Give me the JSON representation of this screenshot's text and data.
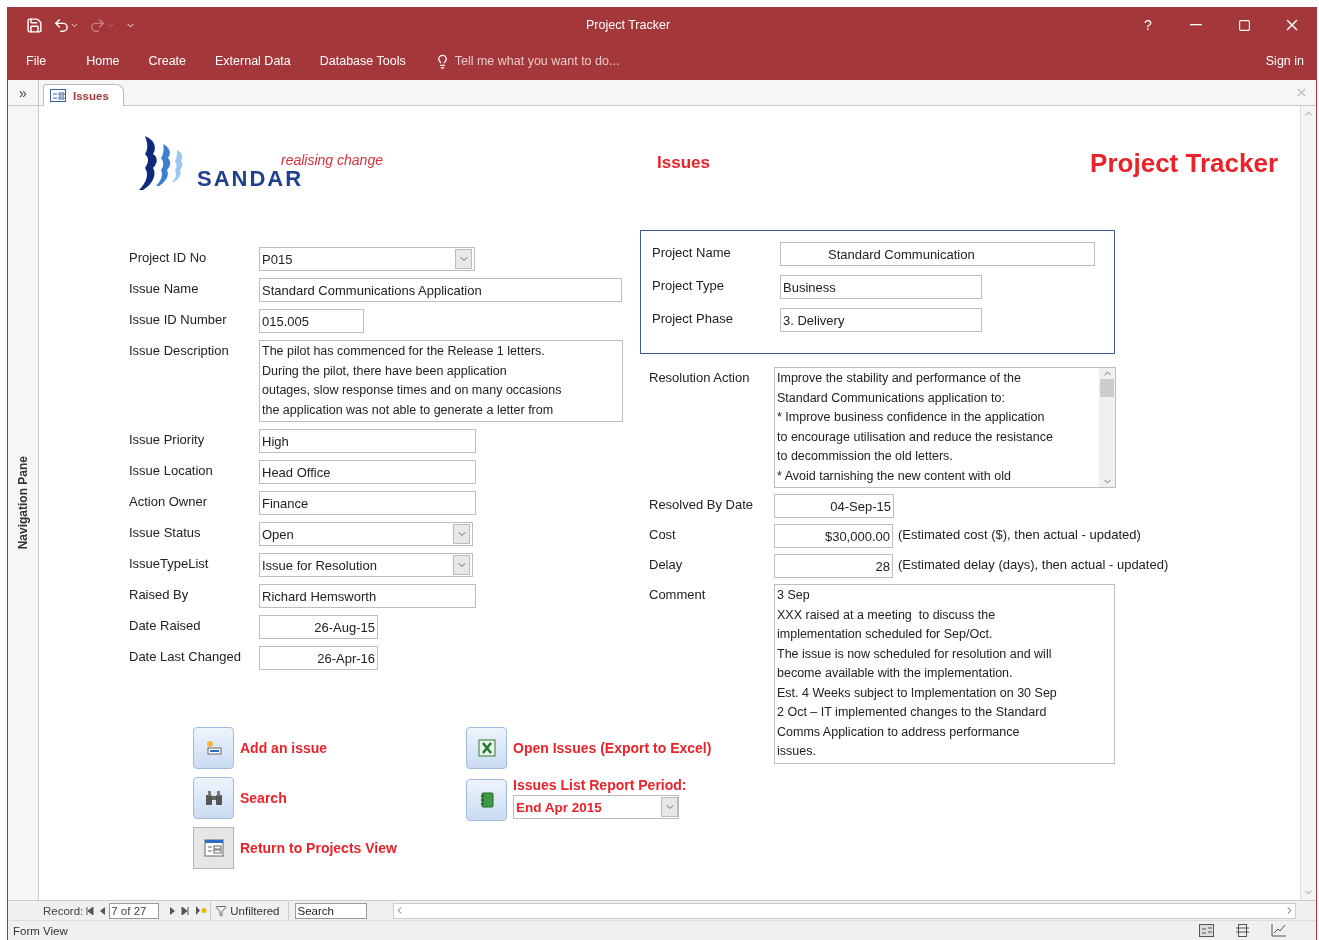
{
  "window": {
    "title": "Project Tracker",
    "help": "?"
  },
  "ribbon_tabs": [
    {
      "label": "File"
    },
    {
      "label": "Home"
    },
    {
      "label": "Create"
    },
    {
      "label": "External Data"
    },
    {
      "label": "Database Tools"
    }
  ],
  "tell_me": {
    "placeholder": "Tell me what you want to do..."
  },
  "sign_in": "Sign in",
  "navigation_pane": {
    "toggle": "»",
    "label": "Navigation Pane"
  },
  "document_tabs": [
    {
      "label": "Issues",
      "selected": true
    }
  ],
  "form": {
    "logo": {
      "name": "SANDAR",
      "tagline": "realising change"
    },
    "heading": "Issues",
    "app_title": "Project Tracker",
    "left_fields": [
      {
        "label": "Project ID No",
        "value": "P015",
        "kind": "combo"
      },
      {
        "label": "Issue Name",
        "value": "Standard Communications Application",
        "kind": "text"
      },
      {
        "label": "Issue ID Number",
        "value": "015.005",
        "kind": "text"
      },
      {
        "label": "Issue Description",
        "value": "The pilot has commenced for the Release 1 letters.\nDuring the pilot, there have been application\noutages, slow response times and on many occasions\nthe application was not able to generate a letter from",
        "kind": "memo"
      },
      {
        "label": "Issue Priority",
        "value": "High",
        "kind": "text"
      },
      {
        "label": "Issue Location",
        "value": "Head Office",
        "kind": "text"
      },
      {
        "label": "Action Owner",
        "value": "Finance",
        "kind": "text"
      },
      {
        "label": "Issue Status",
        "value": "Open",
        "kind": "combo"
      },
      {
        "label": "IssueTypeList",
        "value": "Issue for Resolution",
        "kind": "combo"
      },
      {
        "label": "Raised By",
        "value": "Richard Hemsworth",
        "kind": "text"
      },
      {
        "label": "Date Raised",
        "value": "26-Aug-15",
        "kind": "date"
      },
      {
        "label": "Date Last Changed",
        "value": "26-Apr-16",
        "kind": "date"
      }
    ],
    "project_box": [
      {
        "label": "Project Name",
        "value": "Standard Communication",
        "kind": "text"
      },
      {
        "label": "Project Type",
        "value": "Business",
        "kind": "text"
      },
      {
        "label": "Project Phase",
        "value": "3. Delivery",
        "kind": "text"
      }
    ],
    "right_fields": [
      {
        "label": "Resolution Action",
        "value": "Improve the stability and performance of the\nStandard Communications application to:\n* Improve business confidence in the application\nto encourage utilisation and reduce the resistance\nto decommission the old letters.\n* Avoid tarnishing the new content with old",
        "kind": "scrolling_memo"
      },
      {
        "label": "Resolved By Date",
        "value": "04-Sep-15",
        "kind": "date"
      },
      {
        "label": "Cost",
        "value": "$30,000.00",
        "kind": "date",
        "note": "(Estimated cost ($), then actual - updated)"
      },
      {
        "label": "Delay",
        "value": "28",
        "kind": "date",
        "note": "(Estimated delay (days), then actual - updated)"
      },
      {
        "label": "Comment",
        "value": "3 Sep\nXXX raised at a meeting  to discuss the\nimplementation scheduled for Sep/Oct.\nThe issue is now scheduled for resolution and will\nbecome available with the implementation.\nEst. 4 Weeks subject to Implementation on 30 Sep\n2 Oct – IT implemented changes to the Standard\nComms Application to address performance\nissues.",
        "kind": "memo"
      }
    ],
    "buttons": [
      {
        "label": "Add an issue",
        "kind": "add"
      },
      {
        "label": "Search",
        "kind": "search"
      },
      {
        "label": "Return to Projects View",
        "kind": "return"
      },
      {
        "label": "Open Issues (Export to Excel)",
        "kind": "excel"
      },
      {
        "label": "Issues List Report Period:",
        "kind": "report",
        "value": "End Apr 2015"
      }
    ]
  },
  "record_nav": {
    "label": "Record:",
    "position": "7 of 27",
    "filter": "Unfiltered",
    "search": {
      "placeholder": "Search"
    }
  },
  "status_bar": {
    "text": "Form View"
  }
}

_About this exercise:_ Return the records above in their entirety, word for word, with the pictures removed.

_Solution:_
Give me the JSON representation of this screenshot's text and data.
{
  "window": {
    "title": "Project Tracker",
    "help": "?"
  },
  "ribbon_tabs": [
    {
      "label": "File"
    },
    {
      "label": "Home"
    },
    {
      "label": "Create"
    },
    {
      "label": "External Data"
    },
    {
      "label": "Database Tools"
    }
  ],
  "tell_me": {
    "placeholder": "Tell me what you want to do..."
  },
  "sign_in": "Sign in",
  "navigation_pane": {
    "toggle": "»",
    "label": "Navigation Pane"
  },
  "document_tabs": [
    {
      "label": "Issues",
      "selected": true
    }
  ],
  "form": {
    "logo": {
      "name": "SANDAR",
      "tagline": "realising change"
    },
    "heading": "Issues",
    "app_title": "Project Tracker",
    "left_fields": [
      {
        "label": "Project ID No",
        "value": "P015",
        "kind": "combo"
      },
      {
        "label": "Issue Name",
        "value": "Standard Communications Application",
        "kind": "text"
      },
      {
        "label": "Issue ID Number",
        "value": "015.005",
        "kind": "text"
      },
      {
        "label": "Issue Description",
        "value": "The pilot has commenced for the Release 1 letters.\nDuring the pilot, there have been application\noutages, slow response times and on many occasions\nthe application was not able to generate a letter from",
        "kind": "memo"
      },
      {
        "label": "Issue Priority",
        "value": "High",
        "kind": "text"
      },
      {
        "label": "Issue Location",
        "value": "Head Office",
        "kind": "text"
      },
      {
        "label": "Action Owner",
        "value": "Finance",
        "kind": "text"
      },
      {
        "label": "Issue Status",
        "value": "Open",
        "kind": "combo"
      },
      {
        "label": "IssueTypeList",
        "value": "Issue for Resolution",
        "kind": "combo"
      },
      {
        "label": "Raised By",
        "value": "Richard Hemsworth",
        "kind": "text"
      },
      {
        "label": "Date Raised",
        "value": "26-Aug-15",
        "kind": "date"
      },
      {
        "label": "Date Last Changed",
        "value": "26-Apr-16",
        "kind": "date"
      }
    ],
    "project_box": [
      {
        "label": "Project Name",
        "value": "Standard Communication",
        "kind": "text"
      },
      {
        "label": "Project Type",
        "value": "Business",
        "kind": "text"
      },
      {
        "label": "Project Phase",
        "value": "3. Delivery",
        "kind": "text"
      }
    ],
    "right_fields": [
      {
        "label": "Resolution Action",
        "value": "Improve the stability and performance of the\nStandard Communications application to:\n* Improve business confidence in the application\nto encourage utilisation and reduce the resistance\nto decommission the old letters.\n* Avoid tarnishing the new content with old",
        "kind": "scrolling_memo"
      },
      {
        "label": "Resolved By Date",
        "value": "04-Sep-15",
        "kind": "date"
      },
      {
        "label": "Cost",
        "value": "$30,000.00",
        "kind": "date",
        "note": "(Estimated cost ($), then actual - updated)"
      },
      {
        "label": "Delay",
        "value": "28",
        "kind": "date",
        "note": "(Estimated delay (days), then actual - updated)"
      },
      {
        "label": "Comment",
        "value": "3 Sep\nXXX raised at a meeting  to discuss the\nimplementation scheduled for Sep/Oct.\nThe issue is now scheduled for resolution and will\nbecome available with the implementation.\nEst. 4 Weeks subject to Implementation on 30 Sep\n2 Oct – IT implemented changes to the Standard\nComms Application to address performance\nissues.",
        "kind": "memo"
      }
    ],
    "buttons": [
      {
        "label": "Add an issue",
        "kind": "add"
      },
      {
        "label": "Search",
        "kind": "search"
      },
      {
        "label": "Return to Projects View",
        "kind": "return"
      },
      {
        "label": "Open Issues (Export to Excel)",
        "kind": "excel"
      },
      {
        "label": "Issues List Report Period:",
        "kind": "report",
        "value": "End Apr 2015"
      }
    ]
  },
  "record_nav": {
    "label": "Record:",
    "position": "7 of 27",
    "filter": "Unfiltered",
    "search": {
      "placeholder": "Search"
    }
  },
  "status_bar": {
    "text": "Form View"
  }
}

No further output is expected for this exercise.